- **Work instruction**
Across the whole listing, return each line exactly, with no images included.
__________
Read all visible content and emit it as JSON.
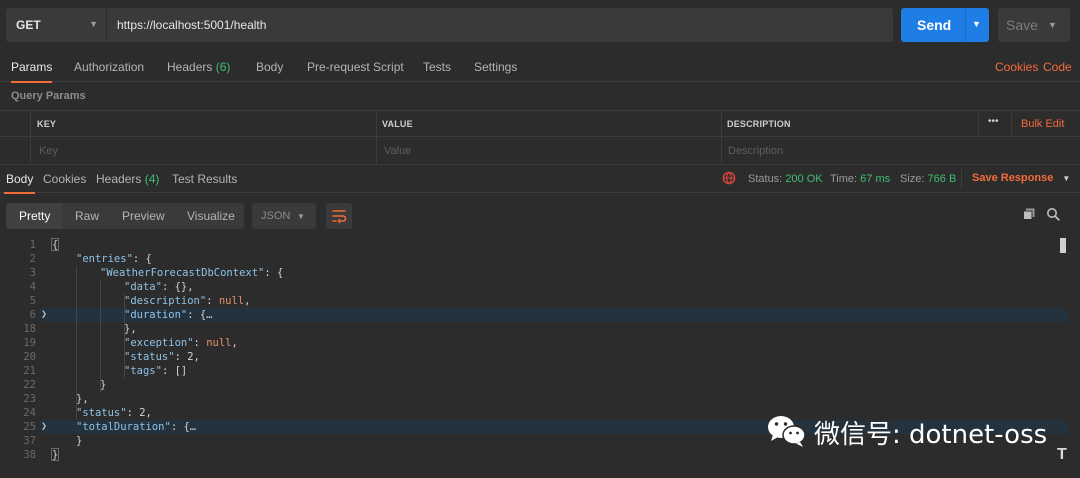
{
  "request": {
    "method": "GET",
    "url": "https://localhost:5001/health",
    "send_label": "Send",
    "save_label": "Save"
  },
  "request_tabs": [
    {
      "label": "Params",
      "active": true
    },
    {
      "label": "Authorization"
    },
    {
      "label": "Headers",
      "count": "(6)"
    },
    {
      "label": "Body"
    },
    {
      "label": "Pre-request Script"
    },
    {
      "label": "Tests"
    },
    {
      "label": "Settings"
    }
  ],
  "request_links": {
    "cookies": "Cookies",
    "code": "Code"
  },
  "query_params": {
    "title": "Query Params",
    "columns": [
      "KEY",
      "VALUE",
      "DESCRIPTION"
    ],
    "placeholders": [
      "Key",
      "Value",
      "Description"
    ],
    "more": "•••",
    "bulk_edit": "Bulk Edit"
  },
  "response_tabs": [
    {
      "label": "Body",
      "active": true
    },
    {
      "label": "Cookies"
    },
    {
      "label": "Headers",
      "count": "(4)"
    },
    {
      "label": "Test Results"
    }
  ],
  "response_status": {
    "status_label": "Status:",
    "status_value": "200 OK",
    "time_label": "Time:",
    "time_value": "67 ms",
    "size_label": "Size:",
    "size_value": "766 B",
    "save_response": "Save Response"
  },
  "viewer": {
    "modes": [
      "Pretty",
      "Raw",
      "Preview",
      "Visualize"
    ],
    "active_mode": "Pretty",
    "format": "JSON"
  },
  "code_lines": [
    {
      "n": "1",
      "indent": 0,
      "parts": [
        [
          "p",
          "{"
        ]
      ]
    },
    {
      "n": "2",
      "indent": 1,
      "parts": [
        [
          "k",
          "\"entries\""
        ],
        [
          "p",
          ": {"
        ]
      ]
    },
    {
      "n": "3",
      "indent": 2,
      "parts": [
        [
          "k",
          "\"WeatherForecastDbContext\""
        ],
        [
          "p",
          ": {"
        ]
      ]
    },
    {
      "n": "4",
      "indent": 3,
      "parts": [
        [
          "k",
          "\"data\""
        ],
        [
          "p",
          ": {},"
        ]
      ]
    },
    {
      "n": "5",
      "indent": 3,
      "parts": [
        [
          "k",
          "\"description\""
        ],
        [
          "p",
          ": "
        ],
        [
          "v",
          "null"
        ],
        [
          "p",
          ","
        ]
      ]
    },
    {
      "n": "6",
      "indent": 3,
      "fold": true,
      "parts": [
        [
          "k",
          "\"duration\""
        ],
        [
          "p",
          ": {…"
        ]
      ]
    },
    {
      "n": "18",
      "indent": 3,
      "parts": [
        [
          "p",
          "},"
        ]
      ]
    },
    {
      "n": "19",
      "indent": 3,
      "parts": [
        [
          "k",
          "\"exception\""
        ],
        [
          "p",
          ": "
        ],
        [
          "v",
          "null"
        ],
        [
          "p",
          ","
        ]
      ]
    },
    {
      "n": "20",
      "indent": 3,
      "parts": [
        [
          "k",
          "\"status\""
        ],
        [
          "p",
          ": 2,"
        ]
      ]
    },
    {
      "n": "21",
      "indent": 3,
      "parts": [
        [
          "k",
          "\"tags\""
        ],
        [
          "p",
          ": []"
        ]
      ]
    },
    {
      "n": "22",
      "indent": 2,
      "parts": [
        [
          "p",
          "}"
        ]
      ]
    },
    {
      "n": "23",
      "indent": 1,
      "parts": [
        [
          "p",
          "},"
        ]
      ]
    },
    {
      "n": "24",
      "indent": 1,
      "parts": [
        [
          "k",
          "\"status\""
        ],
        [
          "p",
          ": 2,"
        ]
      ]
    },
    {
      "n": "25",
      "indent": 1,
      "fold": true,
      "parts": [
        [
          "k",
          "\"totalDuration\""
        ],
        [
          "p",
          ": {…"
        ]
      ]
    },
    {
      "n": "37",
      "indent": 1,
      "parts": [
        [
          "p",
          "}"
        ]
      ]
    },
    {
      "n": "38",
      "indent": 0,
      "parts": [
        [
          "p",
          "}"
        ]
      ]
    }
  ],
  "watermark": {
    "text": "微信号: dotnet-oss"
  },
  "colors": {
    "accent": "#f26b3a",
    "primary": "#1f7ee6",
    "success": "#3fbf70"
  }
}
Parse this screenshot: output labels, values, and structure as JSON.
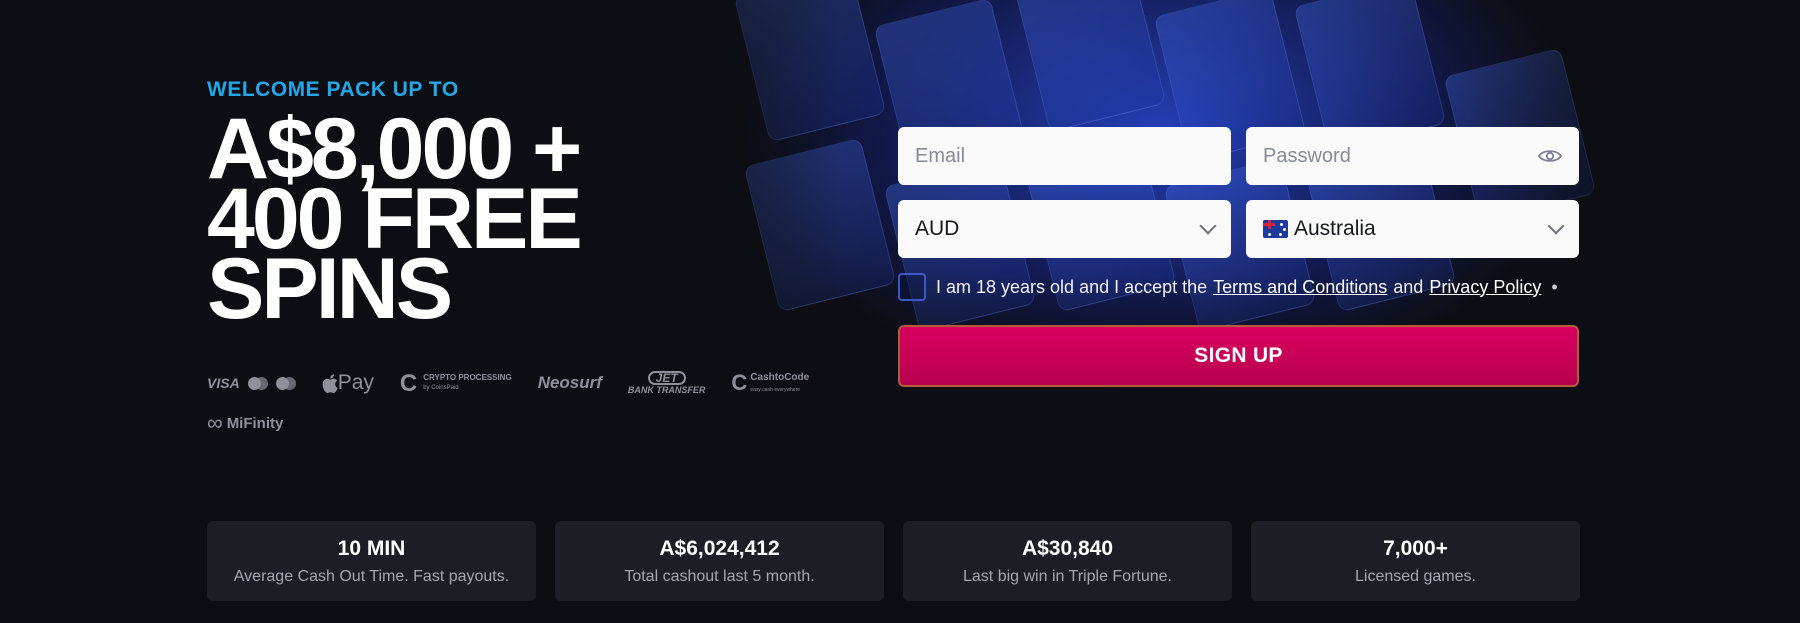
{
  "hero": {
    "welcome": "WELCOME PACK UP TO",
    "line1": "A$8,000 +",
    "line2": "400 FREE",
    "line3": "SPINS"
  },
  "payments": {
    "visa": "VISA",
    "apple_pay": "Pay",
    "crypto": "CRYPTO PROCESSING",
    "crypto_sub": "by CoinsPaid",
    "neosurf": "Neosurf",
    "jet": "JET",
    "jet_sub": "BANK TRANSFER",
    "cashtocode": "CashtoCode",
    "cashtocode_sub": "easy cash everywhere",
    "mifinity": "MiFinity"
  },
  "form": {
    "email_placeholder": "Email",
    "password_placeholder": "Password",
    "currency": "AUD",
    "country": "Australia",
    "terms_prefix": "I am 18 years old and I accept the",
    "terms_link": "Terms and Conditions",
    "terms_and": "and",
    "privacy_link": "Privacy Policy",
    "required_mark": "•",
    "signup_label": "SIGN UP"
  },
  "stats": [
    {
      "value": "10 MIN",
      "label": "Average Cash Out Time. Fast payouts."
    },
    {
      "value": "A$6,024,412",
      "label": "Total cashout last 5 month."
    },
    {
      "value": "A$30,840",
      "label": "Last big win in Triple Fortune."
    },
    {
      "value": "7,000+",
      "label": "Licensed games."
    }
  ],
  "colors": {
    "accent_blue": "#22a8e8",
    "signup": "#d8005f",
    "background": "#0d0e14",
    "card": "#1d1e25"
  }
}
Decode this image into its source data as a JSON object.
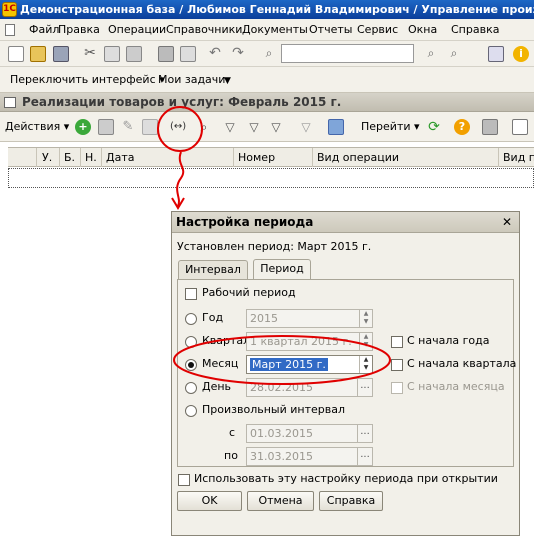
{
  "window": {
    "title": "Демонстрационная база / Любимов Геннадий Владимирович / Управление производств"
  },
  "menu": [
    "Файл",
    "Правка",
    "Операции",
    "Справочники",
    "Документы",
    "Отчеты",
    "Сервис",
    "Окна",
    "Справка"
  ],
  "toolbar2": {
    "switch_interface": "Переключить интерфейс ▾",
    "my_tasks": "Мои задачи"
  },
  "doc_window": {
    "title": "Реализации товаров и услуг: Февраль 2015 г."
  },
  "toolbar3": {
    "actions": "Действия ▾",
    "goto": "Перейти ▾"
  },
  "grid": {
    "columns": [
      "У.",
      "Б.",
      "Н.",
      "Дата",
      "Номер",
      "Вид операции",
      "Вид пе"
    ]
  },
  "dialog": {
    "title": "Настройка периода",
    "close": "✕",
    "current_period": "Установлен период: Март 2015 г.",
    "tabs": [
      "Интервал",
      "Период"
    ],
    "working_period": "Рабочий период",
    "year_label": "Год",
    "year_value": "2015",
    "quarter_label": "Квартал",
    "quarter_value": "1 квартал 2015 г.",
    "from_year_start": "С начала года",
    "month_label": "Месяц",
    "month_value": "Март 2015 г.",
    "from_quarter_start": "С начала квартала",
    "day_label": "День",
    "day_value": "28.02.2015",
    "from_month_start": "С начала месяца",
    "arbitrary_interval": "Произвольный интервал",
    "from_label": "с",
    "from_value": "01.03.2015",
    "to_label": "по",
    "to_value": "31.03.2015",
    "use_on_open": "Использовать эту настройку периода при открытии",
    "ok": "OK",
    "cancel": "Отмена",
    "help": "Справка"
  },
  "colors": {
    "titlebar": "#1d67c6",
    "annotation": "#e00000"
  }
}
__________
- **Task result**
Read all visible content and emit it as JSON.
{
  "request": {
    "method": "GET",
    "url": "https://localhost:5001/health",
    "send_label": "Send",
    "save_label": "Save"
  },
  "request_tabs": [
    {
      "label": "Params",
      "active": true
    },
    {
      "label": "Authorization"
    },
    {
      "label": "Headers",
      "count": "(6)"
    },
    {
      "label": "Body"
    },
    {
      "label": "Pre-request Script"
    },
    {
      "label": "Tests"
    },
    {
      "label": "Settings"
    }
  ],
  "request_links": {
    "cookies": "Cookies",
    "code": "Code"
  },
  "query_params": {
    "title": "Query Params",
    "columns": [
      "KEY",
      "VALUE",
      "DESCRIPTION"
    ],
    "placeholders": [
      "Key",
      "Value",
      "Description"
    ],
    "more": "•••",
    "bulk_edit": "Bulk Edit"
  },
  "response_tabs": [
    {
      "label": "Body",
      "active": true
    },
    {
      "label": "Cookies"
    },
    {
      "label": "Headers",
      "count": "(4)"
    },
    {
      "label": "Test Results"
    }
  ],
  "response_status": {
    "status_label": "Status:",
    "status_value": "200 OK",
    "time_label": "Time:",
    "time_value": "67 ms",
    "size_label": "Size:",
    "size_value": "766 B",
    "save_response": "Save Response"
  },
  "viewer": {
    "modes": [
      "Pretty",
      "Raw",
      "Preview",
      "Visualize"
    ],
    "active_mode": "Pretty",
    "format": "JSON"
  },
  "code_lines": [
    {
      "n": "1",
      "indent": 0,
      "parts": [
        [
          "p",
          "{"
        ]
      ]
    },
    {
      "n": "2",
      "indent": 1,
      "parts": [
        [
          "k",
          "\"entries\""
        ],
        [
          "p",
          ": {"
        ]
      ]
    },
    {
      "n": "3",
      "indent": 2,
      "parts": [
        [
          "k",
          "\"WeatherForecastDbContext\""
        ],
        [
          "p",
          ": {"
        ]
      ]
    },
    {
      "n": "4",
      "indent": 3,
      "parts": [
        [
          "k",
          "\"data\""
        ],
        [
          "p",
          ": {},"
        ]
      ]
    },
    {
      "n": "5",
      "indent": 3,
      "parts": [
        [
          "k",
          "\"description\""
        ],
        [
          "p",
          ": "
        ],
        [
          "v",
          "null"
        ],
        [
          "p",
          ","
        ]
      ]
    },
    {
      "n": "6",
      "indent": 3,
      "fold": true,
      "parts": [
        [
          "k",
          "\"duration\""
        ],
        [
          "p",
          ": {…"
        ]
      ]
    },
    {
      "n": "18",
      "indent": 3,
      "parts": [
        [
          "p",
          "},"
        ]
      ]
    },
    {
      "n": "19",
      "indent": 3,
      "parts": [
        [
          "k",
          "\"exception\""
        ],
        [
          "p",
          ": "
        ],
        [
          "v",
          "null"
        ],
        [
          "p",
          ","
        ]
      ]
    },
    {
      "n": "20",
      "indent": 3,
      "parts": [
        [
          "k",
          "\"status\""
        ],
        [
          "p",
          ": 2,"
        ]
      ]
    },
    {
      "n": "21",
      "indent": 3,
      "parts": [
        [
          "k",
          "\"tags\""
        ],
        [
          "p",
          ": []"
        ]
      ]
    },
    {
      "n": "22",
      "indent": 2,
      "parts": [
        [
          "p",
          "}"
        ]
      ]
    },
    {
      "n": "23",
      "indent": 1,
      "parts": [
        [
          "p",
          "},"
        ]
      ]
    },
    {
      "n": "24",
      "indent": 1,
      "parts": [
        [
          "k",
          "\"status\""
        ],
        [
          "p",
          ": 2,"
        ]
      ]
    },
    {
      "n": "25",
      "indent": 1,
      "fold": true,
      "parts": [
        [
          "k",
          "\"totalDuration\""
        ],
        [
          "p",
          ": {…"
        ]
      ]
    },
    {
      "n": "37",
      "indent": 1,
      "parts": [
        [
          "p",
          "}"
        ]
      ]
    },
    {
      "n": "38",
      "indent": 0,
      "parts": [
        [
          "p",
          "}"
        ]
      ]
    }
  ],
  "watermark": {
    "text": "微信号: dotnet-oss"
  },
  "colors": {
    "accent": "#f26b3a",
    "primary": "#1f7ee6",
    "success": "#3fbf70"
  }
}
Parse this screenshot: output labels, values, and structure as JSON.
{
  "hero": {
    "welcome": "WELCOME PACK UP TO",
    "line1": "A$8,000 +",
    "line2": "400 FREE",
    "line3": "SPINS"
  },
  "payments": {
    "visa": "VISA",
    "apple_pay": "Pay",
    "crypto": "CRYPTO PROCESSING",
    "crypto_sub": "by CoinsPaid",
    "neosurf": "Neosurf",
    "jet": "JET",
    "jet_sub": "BANK TRANSFER",
    "cashtocode": "CashtoCode",
    "cashtocode_sub": "easy cash everywhere",
    "mifinity": "MiFinity"
  },
  "form": {
    "email_placeholder": "Email",
    "password_placeholder": "Password",
    "currency": "AUD",
    "country": "Australia",
    "terms_prefix": "I am 18 years old and I accept the",
    "terms_link": "Terms and Conditions",
    "terms_and": "and",
    "privacy_link": "Privacy Policy",
    "required_mark": "•",
    "signup_label": "SIGN UP"
  },
  "stats": [
    {
      "value": "10 MIN",
      "label": "Average Cash Out Time. Fast payouts."
    },
    {
      "value": "A$6,024,412",
      "label": "Total cashout last 5 month."
    },
    {
      "value": "A$30,840",
      "label": "Last big win in Triple Fortune."
    },
    {
      "value": "7,000+",
      "label": "Licensed games."
    }
  ],
  "colors": {
    "accent_blue": "#22a8e8",
    "signup": "#d8005f",
    "background": "#0d0e14",
    "card": "#1d1e25"
  }
}
Decode this image into its source data as a JSON object.
{
  "window": {
    "title": "Демонстрационная база / Любимов Геннадий Владимирович / Управление производств"
  },
  "menu": [
    "Файл",
    "Правка",
    "Операции",
    "Справочники",
    "Документы",
    "Отчеты",
    "Сервис",
    "Окна",
    "Справка"
  ],
  "toolbar2": {
    "switch_interface": "Переключить интерфейс ▾",
    "my_tasks": "Мои задачи"
  },
  "doc_window": {
    "title": "Реализации товаров и услуг: Февраль 2015 г."
  },
  "toolbar3": {
    "actions": "Действия ▾",
    "goto": "Перейти ▾"
  },
  "grid": {
    "columns": [
      "У.",
      "Б.",
      "Н.",
      "Дата",
      "Номер",
      "Вид операции",
      "Вид пе"
    ]
  },
  "dialog": {
    "title": "Настройка периода",
    "close": "✕",
    "current_period": "Установлен период: Март 2015 г.",
    "tabs": [
      "Интервал",
      "Период"
    ],
    "working_period": "Рабочий период",
    "year_label": "Год",
    "year_value": "2015",
    "quarter_label": "Квартал",
    "quarter_value": "1 квартал 2015 г.",
    "from_year_start": "С начала года",
    "month_label": "Месяц",
    "month_value": "Март 2015 г.",
    "from_quarter_start": "С начала квартала",
    "day_label": "День",
    "day_value": "28.02.2015",
    "from_month_start": "С начала месяца",
    "arbitrary_interval": "Произвольный интервал",
    "from_label": "с",
    "from_value": "01.03.2015",
    "to_label": "по",
    "to_value": "31.03.2015",
    "use_on_open": "Использовать эту настройку периода при открытии",
    "ok": "OK",
    "cancel": "Отмена",
    "help": "Справка"
  },
  "colors": {
    "titlebar": "#1d67c6",
    "annotation": "#e00000"
  }
}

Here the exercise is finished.